Well, in Daddy Daytime world, today was Game 2, and Game 1 was some kind of crazy quadruple-header I wasn’t completely prepared for. Let’s review: 3 hours of sleep, 9 hours of baby-watching, 6 hours of bartending on a busy night, 3 hours of errands and unwinding, 2 more hours of baby watching, then 4 hours of sleep. Cue Game 2.

My first challenge this morning was 22-month-old Sarah wanting to have ice cream for breakfast. We have a firmly established breakfast ritual. We wake up, we get a sippy cup of whole milk, we watch a little PBS Kids, we get Sarah in her highchair, we section off some wheat toast with zero-calorie spray butter, we put some scrambled eggs on a plate, and we get ready for work.**

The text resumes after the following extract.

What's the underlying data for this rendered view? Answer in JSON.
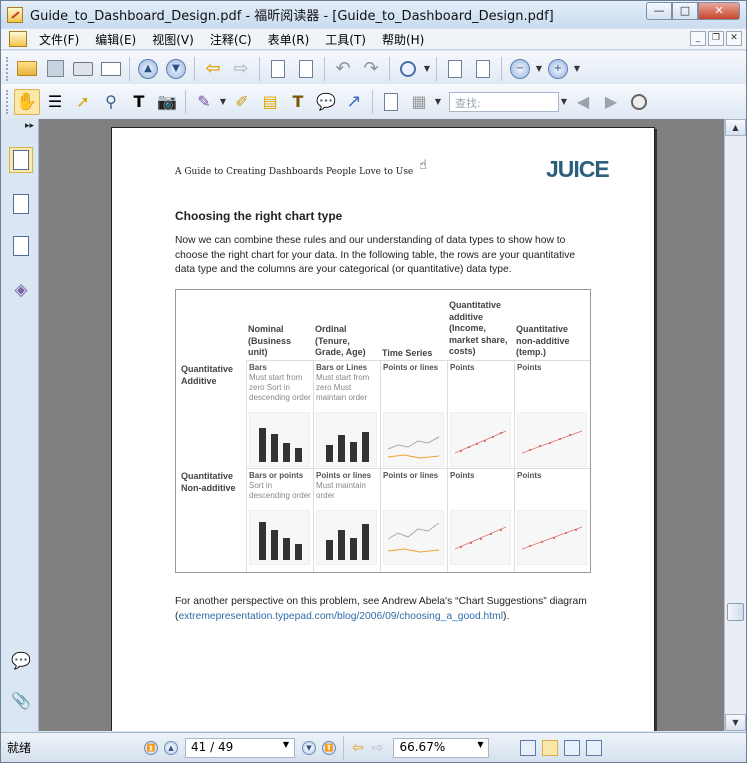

Well, now we’re in the stay-at-home world, which so far is slightly less structured. And Sarah’s one giant comment for the suggestion box is Ice Cream For Breakfast. She pronounces it “Ah-keem.” Which is cute. And makes me wonder, did we leave Coming to America on in the background one time too many? Because… well… you know… Eddie Murphy’s character*** in that movie… is named Akeem… it’s not a funny joke… but if I drag it out… one person… will…… laugh………. maybe…………

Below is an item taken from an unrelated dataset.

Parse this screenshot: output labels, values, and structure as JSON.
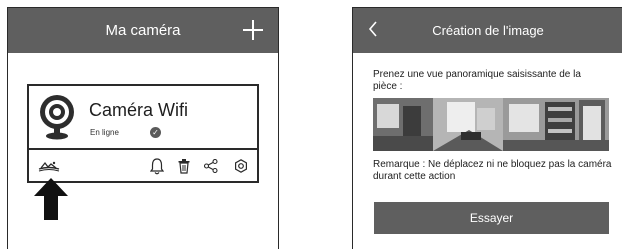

We have several moments like this each day, me and Sarah. She wants to play with something harmful. She doesn’t know it’s harmful. It looks like a fun thing. I weigh the pros and cons of taking it away from her. Usually it’s: PRO: She will live, CON: She will throw an enormous damn fit. Then I start to rationalize how dangerous the item in question actually is.

For instance, Sarah can reach for the spare toothbrush in the bathroom. She likes to pantomime brushing her teeth. She also likes to run around with it. Thanks to lots of gruesome ’80s horror movies, I can imagine random crazy impalements occuring at any time. Odds of this happening are low. I usually let her keep it under supervision. That’s just one example.

Anyway, I was dragging ass through the entire AM portion of Baby Watch because I overdid it the night before. Left work late, then straight to Shop-N-Save for a full-on grocery run. The way things have been, I’ve worked two jobs most days, and both are restaurant jobs. There’s lots of easily accessible fatty food around, most of which will not help you make it to your children’s high school graduation party, at which there will be lots of easily accessible fatty food around. With this change in routine, I’ll be at home most of my waking hours, so I’ll need food to also be at my home. Hopefully not so fatty. I’d like to outlive Methuselah if possible.

Putting away the groceries, I found Tupperware’d leftovers in all corners of the freezer and refrigerator. Mostly, I can track down the season of origin of these leftovers – e.g. winter, spring, summer or fall. If I wasn’t running into copyright and funding issues, Weird Al’s 1993 Aerosmith parody “Livin’ in the Fridge” would play while the imaginary montage of this paragraph played out dorkily.

During Game 2, the bulk of what I did was basic Game 2 maintenance while I recovered from Game 1. I succumbed (succame?) to what I call The Temptation Of The Nap. When you’re doing Daddy Daytime duty, you think about all the things you should and could get done, if only those little blessings would just go to sleep for awhile. Then you reach that point in the day where they finally both match up on the unconsciousness level, and you realize… holy crap… you’re so tired… and you have to get back up and do it again so soon.

That’s when you lie down. In a bed. All by yourself. And it’s so comfortable. That you have to just fall asleep. Until somebody starts crying again.

* = Oh, by the way, it wasn’t my mom who commented. It was the other person I told, Kate Hayes, a great old Christian school classmate who married another great old Christian school classmate, moved to Boston and started her own blog at http://www.adventuresinparenting.me. We’ve established that our blogs are not in direct competition, because mine is awesome. Kidding. Because mine is from the daddy perspective. And I think Kate has money.

** = We also placate her with the value bag of McDonald’s fries, so don’t think from the “zero-calorie spray butter” remark that we’re Holier Than Frickin Thou by any means.

*** = Eddie’s main character, that is. He also played Clarence, Randy Watson and Saul. I used to think Eddie also played Extremely Ugly Girl, but that was Arsenio Hall’s brilliant, tour de force acting.